FINER: What I can say about this is that the method that the president and the commanders in the field chose to use to conduct this raid reflects their overriding concern with avoiding civilian casualties. They decided not to take an airstrike but to send U.S. forces in on the ground at considerable risk to minimize civilian casualties. And because of that, a number of children and a family that was living on the first floor that we believe had no awareness that the ISIS leader was in that same house were able to escape that building before the terrorists decided to blow it up.

KEITH: Jon Finer, White House Deputy National Security Adviser, thank you.

FINER: Thank you.

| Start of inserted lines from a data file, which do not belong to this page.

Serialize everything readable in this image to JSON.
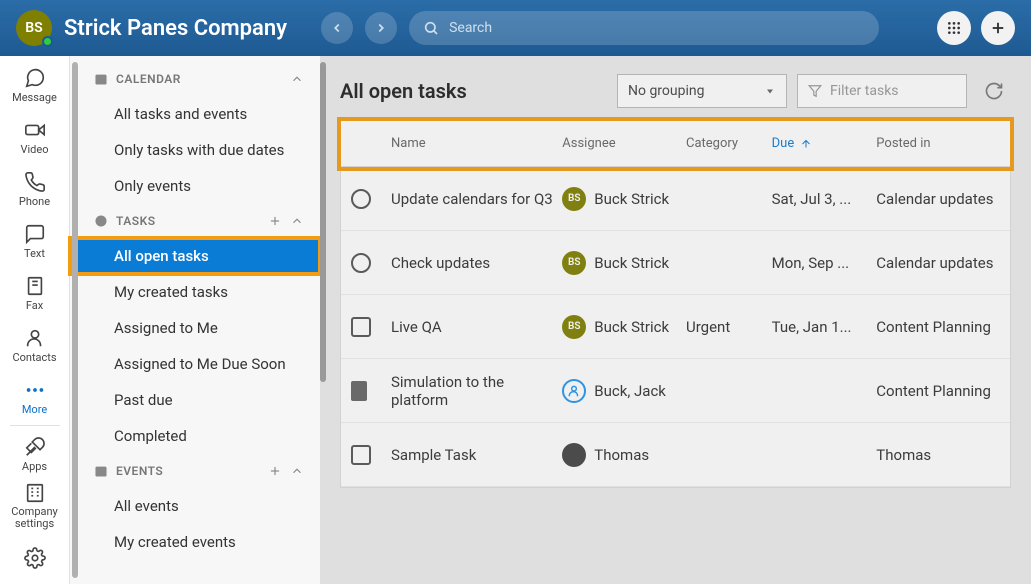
{
  "topbar": {
    "avatar_initials": "BS",
    "title": "Strick Panes Company",
    "search_placeholder": "Search"
  },
  "rail": [
    {
      "icon": "message",
      "label": "Message"
    },
    {
      "icon": "video",
      "label": "Video"
    },
    {
      "icon": "phone",
      "label": "Phone"
    },
    {
      "icon": "text",
      "label": "Text"
    },
    {
      "icon": "fax",
      "label": "Fax"
    },
    {
      "icon": "contacts",
      "label": "Contacts"
    },
    {
      "icon": "more",
      "label": "More",
      "active": true
    },
    {
      "icon": "apps",
      "label": "Apps"
    },
    {
      "icon": "company",
      "label": "Company settings"
    }
  ],
  "sidebar": {
    "calendar_header": "CALENDAR",
    "calendar_items": [
      "All tasks and events",
      "Only tasks with due dates",
      "Only events"
    ],
    "tasks_header": "TASKS",
    "tasks_items": [
      "All open tasks",
      "My created tasks",
      "Assigned to Me",
      "Assigned to Me Due Soon",
      "Past due",
      "Completed"
    ],
    "events_header": "EVENTS",
    "events_items": [
      "All events",
      "My created events"
    ]
  },
  "main": {
    "title": "All open tasks",
    "grouping": "No grouping",
    "filter_placeholder": "Filter tasks",
    "columns": {
      "name": "Name",
      "assignee": "Assignee",
      "category": "Category",
      "due": "Due",
      "posted": "Posted in"
    },
    "rows": [
      {
        "check": "radio",
        "name": "Update calendars for Q3",
        "avatar": "BS",
        "assignee": "Buck Strick",
        "category": "",
        "due": "Sat, Jul 3, ...",
        "posted": "Calendar updates"
      },
      {
        "check": "radio",
        "name": "Check updates",
        "avatar": "BS",
        "assignee": "Buck Strick",
        "category": "",
        "due": "Mon, Sep ...",
        "posted": "Calendar updates"
      },
      {
        "check": "checkbox",
        "name": "Live QA",
        "avatar": "BS",
        "assignee": "Buck Strick",
        "category": "Urgent",
        "due": "Tue, Jan 1...",
        "posted": "Content Planning"
      },
      {
        "check": "solid",
        "name": "Simulation to the platform",
        "avatar": "blue",
        "assignee": "Buck, Jack",
        "category": "",
        "due": "",
        "posted": "Content Planning"
      },
      {
        "check": "checkbox",
        "name": "Sample Task",
        "avatar": "img",
        "assignee": "Thomas",
        "category": "",
        "due": "",
        "posted": "Thomas"
      }
    ]
  }
}
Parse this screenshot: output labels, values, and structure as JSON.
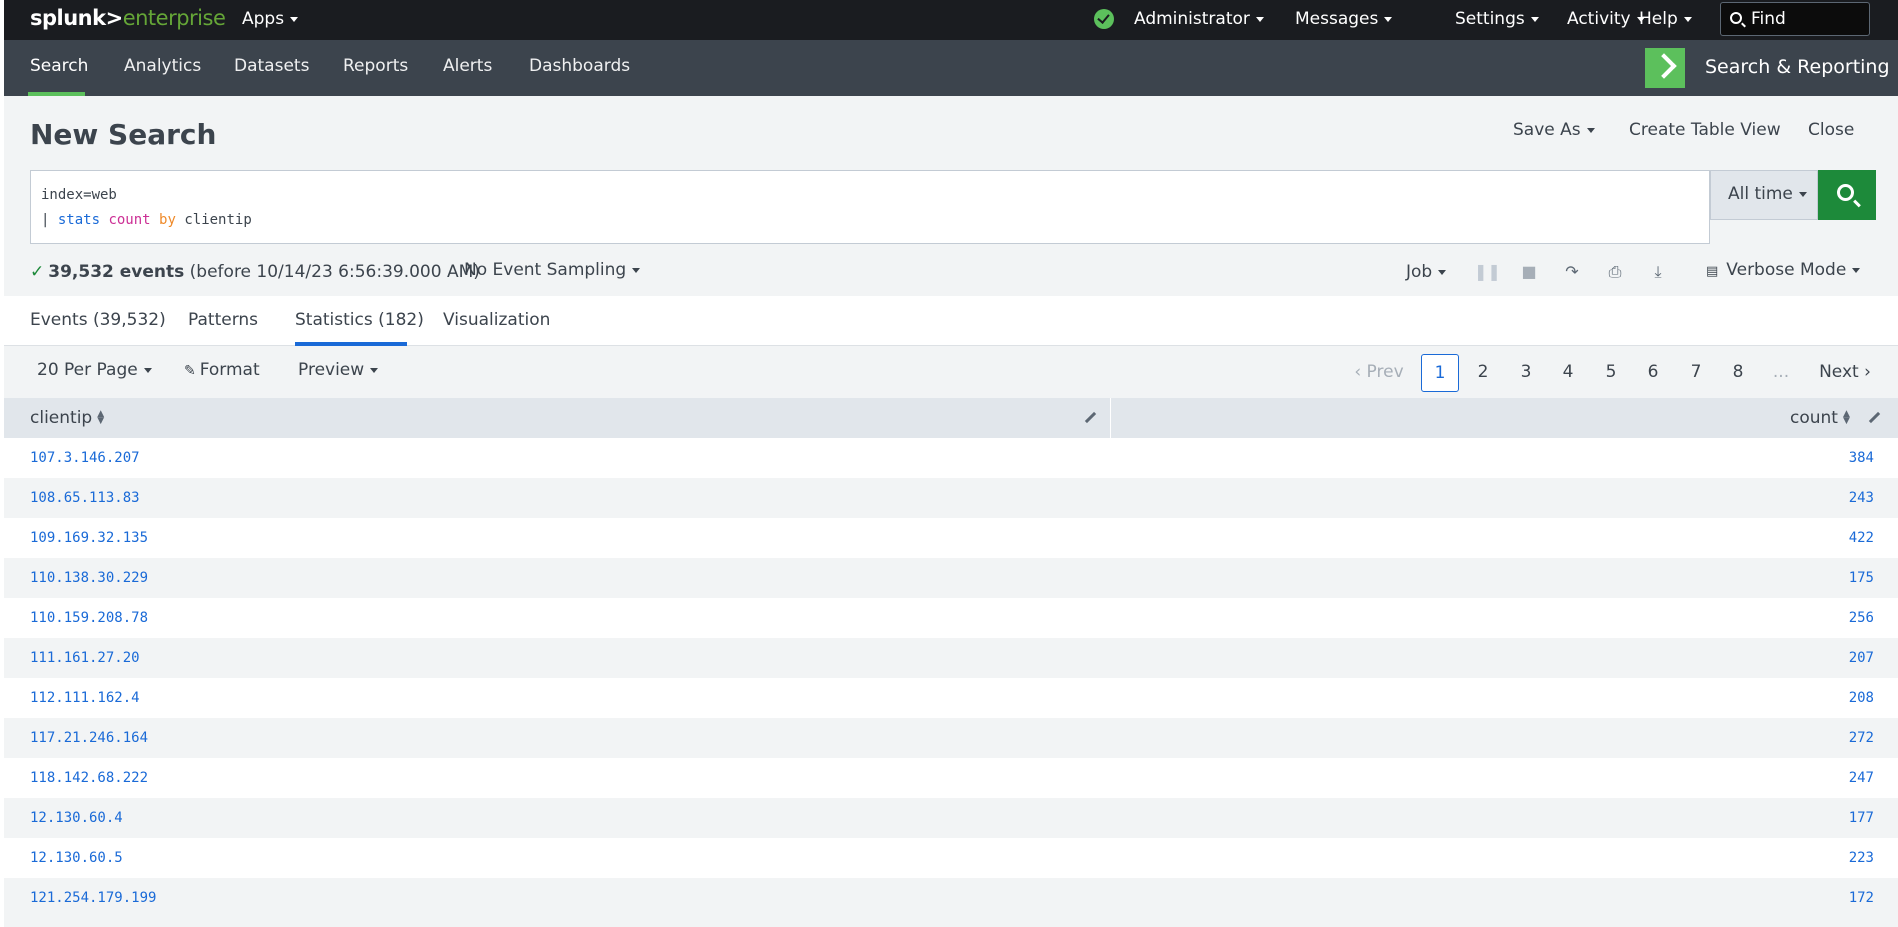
{
  "topbar": {
    "logo_main": "splunk>",
    "logo_suffix": "enterprise",
    "apps_label": "Apps",
    "menus": [
      "Administrator",
      "Messages",
      "Settings",
      "Activity",
      "Help"
    ],
    "find_placeholder": "Find"
  },
  "appbar": {
    "tabs": [
      "Search",
      "Analytics",
      "Datasets",
      "Reports",
      "Alerts",
      "Dashboards"
    ],
    "active_tab": "Search",
    "app_name": "Search & Reporting"
  },
  "search": {
    "title": "New Search",
    "save_as": "Save As",
    "create_table_view": "Create Table View",
    "close": "Close",
    "query_line1": "index=web",
    "query_pipe": "| ",
    "query_cmd": "stats",
    "query_fn": "count",
    "query_by": "by",
    "query_field": "clientip",
    "time_range": "All time",
    "events_count": "39,532 events",
    "events_detail": "(before 10/14/23 6:56:39.000 AM)",
    "sampling": "No Event Sampling",
    "job": "Job",
    "mode": "Verbose Mode"
  },
  "results": {
    "tabs": [
      "Events (39,532)",
      "Patterns",
      "Statistics (182)",
      "Visualization"
    ],
    "active_tab": "Statistics (182)",
    "per_page": "20 Per Page",
    "format": "Format",
    "preview": "Preview",
    "pager": {
      "prev": "Prev",
      "next": "Next",
      "pages": [
        "1",
        "2",
        "3",
        "4",
        "5",
        "6",
        "7",
        "8",
        "..."
      ],
      "current": "1"
    },
    "columns": [
      "clientip",
      "count"
    ],
    "rows": [
      [
        "107.3.146.207",
        "384"
      ],
      [
        "108.65.113.83",
        "243"
      ],
      [
        "109.169.32.135",
        "422"
      ],
      [
        "110.138.30.229",
        "175"
      ],
      [
        "110.159.208.78",
        "256"
      ],
      [
        "111.161.27.20",
        "207"
      ],
      [
        "112.111.162.4",
        "208"
      ],
      [
        "117.21.246.164",
        "272"
      ],
      [
        "118.142.68.222",
        "247"
      ],
      [
        "12.130.60.4",
        "177"
      ],
      [
        "12.130.60.5",
        "223"
      ],
      [
        "121.254.179.199",
        "172"
      ]
    ]
  },
  "colors": {
    "topbar_bg": "#1a1c20",
    "appbar_bg": "#3c444d",
    "accent_green": "#5cc05c",
    "search_button": "#1d8a3a",
    "link_blue": "#1a6ad7"
  }
}
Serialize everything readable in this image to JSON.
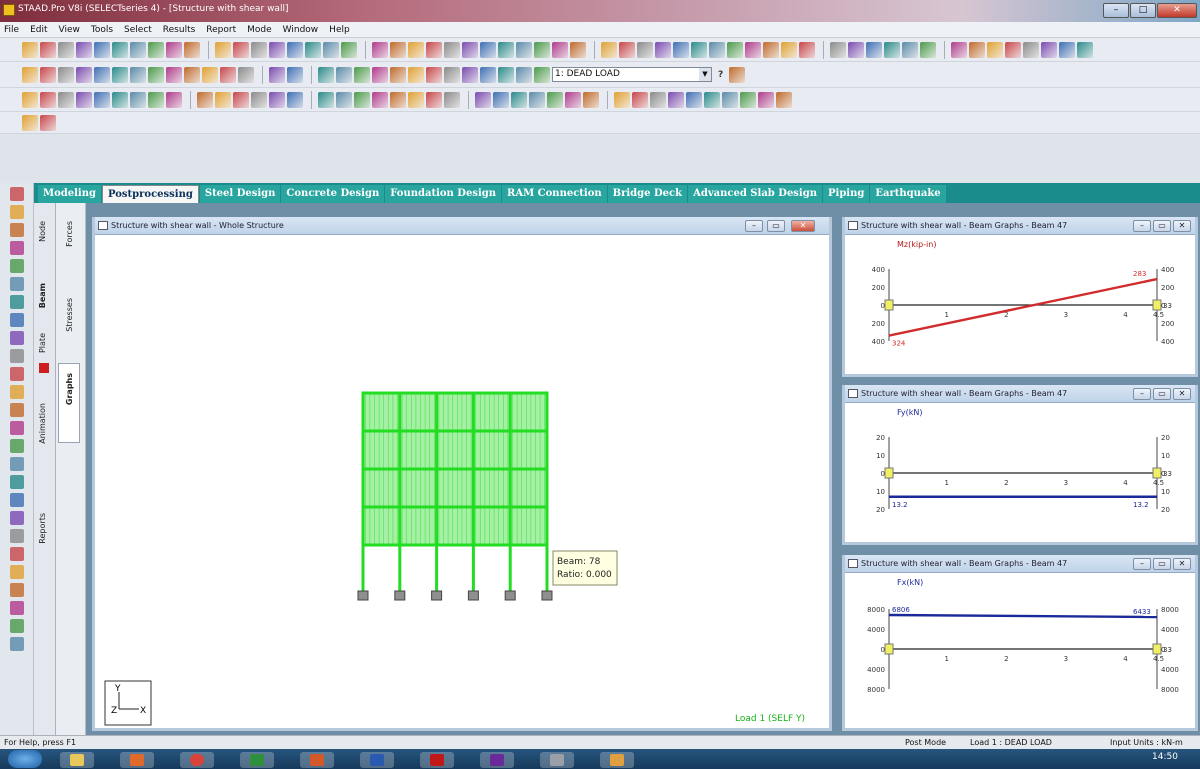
{
  "window": {
    "title": "STAAD.Pro V8i (SELECTseries 4) - [Structure with shear wall]",
    "min": "–",
    "max": "□",
    "close": "✕"
  },
  "menu": [
    "File",
    "Edit",
    "View",
    "Tools",
    "Select",
    "Results",
    "Report",
    "Mode",
    "Window",
    "Help"
  ],
  "toolbar": {
    "load_combo": "1: DEAD LOAD",
    "help": "?"
  },
  "page_tabs": [
    {
      "label": "Modeling",
      "active": false
    },
    {
      "label": "Postprocessing",
      "active": true
    },
    {
      "label": "Steel Design",
      "active": false
    },
    {
      "label": "Concrete Design",
      "active": false
    },
    {
      "label": "Foundation Design",
      "active": false
    },
    {
      "label": "RAM Connection",
      "active": false
    },
    {
      "label": "Bridge Deck",
      "active": false
    },
    {
      "label": "Advanced Slab Design",
      "active": false
    },
    {
      "label": "Piping",
      "active": false
    },
    {
      "label": "Earthquake",
      "active": false
    }
  ],
  "side_tabs": {
    "node": "Node",
    "beam": "Beam",
    "plate": "Plate",
    "animation": "Animation",
    "reports": "Reports",
    "forces": "Forces",
    "stresses": "Stresses",
    "graphs": "Graphs"
  },
  "main_window": {
    "title": "Structure with shear wall - Whole Structure",
    "tooltip_beam": "Beam: 78",
    "tooltip_ratio": "Ratio: 0.000",
    "load_label": "Load 1 (SELF Y)",
    "axis_y": "Y",
    "axis_z": "Z",
    "axis_x": "X"
  },
  "graph1": {
    "title": "Structure with shear wall - Beam Graphs - Beam 47",
    "label": "Mz(kip-in)",
    "left_ticks": [
      "400",
      "200",
      "0",
      "200",
      "400"
    ],
    "right_ticks": [
      "400",
      "200",
      "0",
      "200",
      "400"
    ],
    "x_ticks": [
      "1",
      "2",
      "3",
      "4",
      "4.5"
    ],
    "val_start": "324",
    "val_end": "283",
    "ref": "33",
    "line_color": "#d22b2b"
  },
  "graph2": {
    "title": "Structure with shear wall - Beam Graphs - Beam 47",
    "label": "Fy(kN)",
    "left_ticks": [
      "20",
      "10",
      "0",
      "10",
      "20"
    ],
    "right_ticks": [
      "20",
      "10",
      "0",
      "10",
      "20"
    ],
    "x_ticks": [
      "1",
      "2",
      "3",
      "4",
      "4.5"
    ],
    "val_start": "13.2",
    "val_end": "13.2",
    "ref": "33",
    "line_color": "#1b2a9a"
  },
  "graph3": {
    "title": "Structure with shear wall - Beam Graphs - Beam 47",
    "label": "Fx(kN)",
    "left_ticks": [
      "8000",
      "4000",
      "0",
      "4000",
      "8000"
    ],
    "right_ticks": [
      "8000",
      "4000",
      "0",
      "4000",
      "8000"
    ],
    "x_ticks": [
      "1",
      "2",
      "3",
      "4",
      "4.5"
    ],
    "val_start": "6806",
    "val_end": "6433",
    "ref": "33",
    "line_color": "#1b2a9a"
  },
  "status": {
    "help": "For Help, press F1",
    "mode": "Post Mode",
    "load": "Load 1 : DEAD LOAD",
    "units": "Input Units : kN-m"
  },
  "taskbar": {
    "time": "14:50"
  },
  "colors": {
    "frame": "#22dd22",
    "fill": "#a6f0a6",
    "tabstrip": "#1b8c8c"
  }
}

Ari Shapiro has been one of the hosts of All Things Considered, NPR's award-winning afternoon newsmagazine, since 2015. During his first two years on the program, listenership to All Things Considered grew at an unprecedented rate, with more people tuning in during a typical quarter-hour than any other program on the radio.
Lauren Hodges is an associate producer for All Things Considered. She joined the show in 2018 after seven years in the NPR newsroom as a producer and editor. She doesn't mind that you used her pens, she just likes them a certain way and asks that you put them back the way you found them, thanks. Despite years working on interviews with notable politicians, public figures, and celebrities for NPR, Hodges completely lost her cool when she heard RuPaul's voice and was told to sit quietly in a corner during the rest of the interview. She promises to do better next time.